:: Supplied data
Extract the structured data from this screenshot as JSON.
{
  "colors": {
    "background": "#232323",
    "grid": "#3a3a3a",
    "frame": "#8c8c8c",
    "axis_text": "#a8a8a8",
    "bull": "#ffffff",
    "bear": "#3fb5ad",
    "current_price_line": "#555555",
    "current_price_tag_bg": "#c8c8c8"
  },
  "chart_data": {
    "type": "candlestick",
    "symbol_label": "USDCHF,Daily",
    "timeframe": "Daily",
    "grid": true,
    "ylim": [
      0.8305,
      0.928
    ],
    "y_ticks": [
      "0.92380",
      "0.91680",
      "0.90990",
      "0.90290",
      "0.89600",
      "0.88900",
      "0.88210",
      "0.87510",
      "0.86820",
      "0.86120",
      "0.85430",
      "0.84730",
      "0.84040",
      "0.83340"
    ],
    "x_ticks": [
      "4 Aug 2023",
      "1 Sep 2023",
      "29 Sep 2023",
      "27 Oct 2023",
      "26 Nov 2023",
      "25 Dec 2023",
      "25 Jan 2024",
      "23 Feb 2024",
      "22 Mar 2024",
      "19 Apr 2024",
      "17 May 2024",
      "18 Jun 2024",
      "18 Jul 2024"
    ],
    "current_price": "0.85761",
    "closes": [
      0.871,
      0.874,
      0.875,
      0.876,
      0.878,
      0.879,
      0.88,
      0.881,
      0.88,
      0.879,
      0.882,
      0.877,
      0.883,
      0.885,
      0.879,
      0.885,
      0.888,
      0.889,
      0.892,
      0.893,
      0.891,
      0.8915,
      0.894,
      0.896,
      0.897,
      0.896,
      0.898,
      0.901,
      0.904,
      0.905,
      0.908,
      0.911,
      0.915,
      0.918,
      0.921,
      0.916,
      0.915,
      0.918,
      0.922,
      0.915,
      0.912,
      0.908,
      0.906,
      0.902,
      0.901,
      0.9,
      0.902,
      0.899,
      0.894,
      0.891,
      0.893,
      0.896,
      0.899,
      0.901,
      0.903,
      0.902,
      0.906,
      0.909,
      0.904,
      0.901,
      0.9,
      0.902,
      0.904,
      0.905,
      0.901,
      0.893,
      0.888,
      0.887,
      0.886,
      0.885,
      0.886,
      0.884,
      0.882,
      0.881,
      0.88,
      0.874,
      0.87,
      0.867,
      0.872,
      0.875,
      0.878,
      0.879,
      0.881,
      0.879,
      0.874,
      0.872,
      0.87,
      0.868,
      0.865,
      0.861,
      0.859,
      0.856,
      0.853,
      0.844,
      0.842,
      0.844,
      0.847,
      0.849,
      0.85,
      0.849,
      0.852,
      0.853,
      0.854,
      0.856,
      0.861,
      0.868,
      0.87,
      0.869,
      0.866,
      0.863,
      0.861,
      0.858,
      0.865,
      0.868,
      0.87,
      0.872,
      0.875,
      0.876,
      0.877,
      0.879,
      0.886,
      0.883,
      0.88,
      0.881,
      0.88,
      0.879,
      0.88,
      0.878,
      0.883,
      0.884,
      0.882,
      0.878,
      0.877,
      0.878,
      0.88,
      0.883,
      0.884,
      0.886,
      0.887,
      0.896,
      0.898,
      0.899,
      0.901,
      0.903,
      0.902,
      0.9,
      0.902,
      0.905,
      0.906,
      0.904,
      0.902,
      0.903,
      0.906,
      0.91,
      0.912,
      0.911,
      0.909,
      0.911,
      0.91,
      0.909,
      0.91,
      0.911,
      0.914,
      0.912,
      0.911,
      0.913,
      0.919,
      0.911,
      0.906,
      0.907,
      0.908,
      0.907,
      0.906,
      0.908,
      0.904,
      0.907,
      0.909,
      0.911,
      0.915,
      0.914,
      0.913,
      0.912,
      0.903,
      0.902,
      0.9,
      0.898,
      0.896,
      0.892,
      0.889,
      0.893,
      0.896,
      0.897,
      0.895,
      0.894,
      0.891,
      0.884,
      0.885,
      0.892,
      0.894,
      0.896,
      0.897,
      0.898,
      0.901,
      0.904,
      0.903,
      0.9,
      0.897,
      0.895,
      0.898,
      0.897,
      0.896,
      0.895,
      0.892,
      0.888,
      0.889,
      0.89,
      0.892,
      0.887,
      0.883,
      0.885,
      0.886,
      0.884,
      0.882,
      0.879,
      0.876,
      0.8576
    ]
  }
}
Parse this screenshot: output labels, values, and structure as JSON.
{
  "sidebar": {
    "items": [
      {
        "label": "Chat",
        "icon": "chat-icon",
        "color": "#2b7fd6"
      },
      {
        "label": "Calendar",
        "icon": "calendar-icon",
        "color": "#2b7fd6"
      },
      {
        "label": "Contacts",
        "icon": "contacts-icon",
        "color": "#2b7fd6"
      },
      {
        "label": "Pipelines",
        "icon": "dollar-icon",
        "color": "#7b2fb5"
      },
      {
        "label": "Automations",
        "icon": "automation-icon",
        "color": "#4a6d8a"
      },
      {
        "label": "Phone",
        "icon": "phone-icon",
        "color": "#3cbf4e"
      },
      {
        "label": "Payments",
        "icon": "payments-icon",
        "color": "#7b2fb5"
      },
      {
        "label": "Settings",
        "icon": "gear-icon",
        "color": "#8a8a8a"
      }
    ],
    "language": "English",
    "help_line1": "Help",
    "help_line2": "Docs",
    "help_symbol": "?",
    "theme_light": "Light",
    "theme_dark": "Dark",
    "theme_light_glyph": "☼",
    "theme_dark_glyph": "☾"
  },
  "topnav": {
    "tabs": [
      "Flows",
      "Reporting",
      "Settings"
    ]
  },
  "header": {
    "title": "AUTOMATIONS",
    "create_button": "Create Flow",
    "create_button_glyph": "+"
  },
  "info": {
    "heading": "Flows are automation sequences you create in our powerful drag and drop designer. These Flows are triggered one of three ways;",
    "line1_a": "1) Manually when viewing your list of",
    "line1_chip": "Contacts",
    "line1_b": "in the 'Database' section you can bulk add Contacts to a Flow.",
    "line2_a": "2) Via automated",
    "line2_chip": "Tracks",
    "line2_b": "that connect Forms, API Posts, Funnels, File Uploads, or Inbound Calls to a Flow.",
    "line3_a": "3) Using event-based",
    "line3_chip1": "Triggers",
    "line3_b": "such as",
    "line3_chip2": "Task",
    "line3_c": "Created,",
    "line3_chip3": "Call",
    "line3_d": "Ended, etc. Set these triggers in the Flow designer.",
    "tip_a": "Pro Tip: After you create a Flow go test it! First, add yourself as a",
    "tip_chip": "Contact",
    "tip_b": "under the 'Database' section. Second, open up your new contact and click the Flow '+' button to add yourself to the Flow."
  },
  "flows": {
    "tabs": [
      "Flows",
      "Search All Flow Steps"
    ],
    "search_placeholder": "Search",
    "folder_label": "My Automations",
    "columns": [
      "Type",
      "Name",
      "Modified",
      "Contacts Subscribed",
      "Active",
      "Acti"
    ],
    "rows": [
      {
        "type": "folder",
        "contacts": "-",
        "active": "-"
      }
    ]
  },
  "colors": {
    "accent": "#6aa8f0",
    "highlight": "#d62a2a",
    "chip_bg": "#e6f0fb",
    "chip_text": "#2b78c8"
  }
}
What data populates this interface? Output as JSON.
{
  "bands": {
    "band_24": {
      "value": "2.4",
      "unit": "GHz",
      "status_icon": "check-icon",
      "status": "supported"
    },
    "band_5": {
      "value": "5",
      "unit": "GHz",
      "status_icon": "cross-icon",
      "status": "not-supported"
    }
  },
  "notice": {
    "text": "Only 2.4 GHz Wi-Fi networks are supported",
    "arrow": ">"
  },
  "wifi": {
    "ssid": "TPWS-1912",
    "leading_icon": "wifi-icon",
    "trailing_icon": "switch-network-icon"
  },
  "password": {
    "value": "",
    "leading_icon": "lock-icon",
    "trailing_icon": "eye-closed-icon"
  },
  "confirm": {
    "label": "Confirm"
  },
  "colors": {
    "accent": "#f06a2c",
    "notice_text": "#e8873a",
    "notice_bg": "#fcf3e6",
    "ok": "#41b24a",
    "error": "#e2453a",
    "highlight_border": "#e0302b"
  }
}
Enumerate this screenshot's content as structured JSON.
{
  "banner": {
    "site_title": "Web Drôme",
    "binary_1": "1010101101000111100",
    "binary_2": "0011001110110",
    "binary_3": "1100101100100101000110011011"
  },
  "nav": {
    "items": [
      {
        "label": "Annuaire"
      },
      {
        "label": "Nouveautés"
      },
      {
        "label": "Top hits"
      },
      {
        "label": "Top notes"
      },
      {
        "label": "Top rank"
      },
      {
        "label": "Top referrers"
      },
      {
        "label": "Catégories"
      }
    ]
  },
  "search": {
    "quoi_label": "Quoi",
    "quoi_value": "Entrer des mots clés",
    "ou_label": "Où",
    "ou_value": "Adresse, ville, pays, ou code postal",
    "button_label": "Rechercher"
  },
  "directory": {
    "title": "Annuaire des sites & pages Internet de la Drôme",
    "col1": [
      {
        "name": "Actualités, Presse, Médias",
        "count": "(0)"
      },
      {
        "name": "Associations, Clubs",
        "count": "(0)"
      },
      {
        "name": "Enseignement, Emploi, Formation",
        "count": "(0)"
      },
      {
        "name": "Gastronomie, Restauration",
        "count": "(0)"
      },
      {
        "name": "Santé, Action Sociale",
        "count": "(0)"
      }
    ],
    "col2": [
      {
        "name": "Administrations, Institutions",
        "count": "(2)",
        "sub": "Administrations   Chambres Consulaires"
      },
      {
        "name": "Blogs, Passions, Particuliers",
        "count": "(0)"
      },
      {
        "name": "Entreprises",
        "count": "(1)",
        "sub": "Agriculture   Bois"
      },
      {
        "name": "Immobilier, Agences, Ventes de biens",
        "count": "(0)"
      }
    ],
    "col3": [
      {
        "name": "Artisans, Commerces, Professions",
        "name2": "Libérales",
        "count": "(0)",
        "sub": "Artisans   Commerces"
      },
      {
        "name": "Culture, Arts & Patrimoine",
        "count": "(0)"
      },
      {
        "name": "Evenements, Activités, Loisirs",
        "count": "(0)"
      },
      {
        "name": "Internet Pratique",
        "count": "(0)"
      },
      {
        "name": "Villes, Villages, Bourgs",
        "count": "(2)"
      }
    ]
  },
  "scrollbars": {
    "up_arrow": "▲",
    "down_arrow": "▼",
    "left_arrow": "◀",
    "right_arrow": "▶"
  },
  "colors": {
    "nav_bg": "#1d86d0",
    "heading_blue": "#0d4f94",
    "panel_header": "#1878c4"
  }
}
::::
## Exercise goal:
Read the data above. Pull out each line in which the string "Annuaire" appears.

## Finished task:
        "label": "Annuaire"
    "title": "Annuaire des sites & pages Internet de la Drôme",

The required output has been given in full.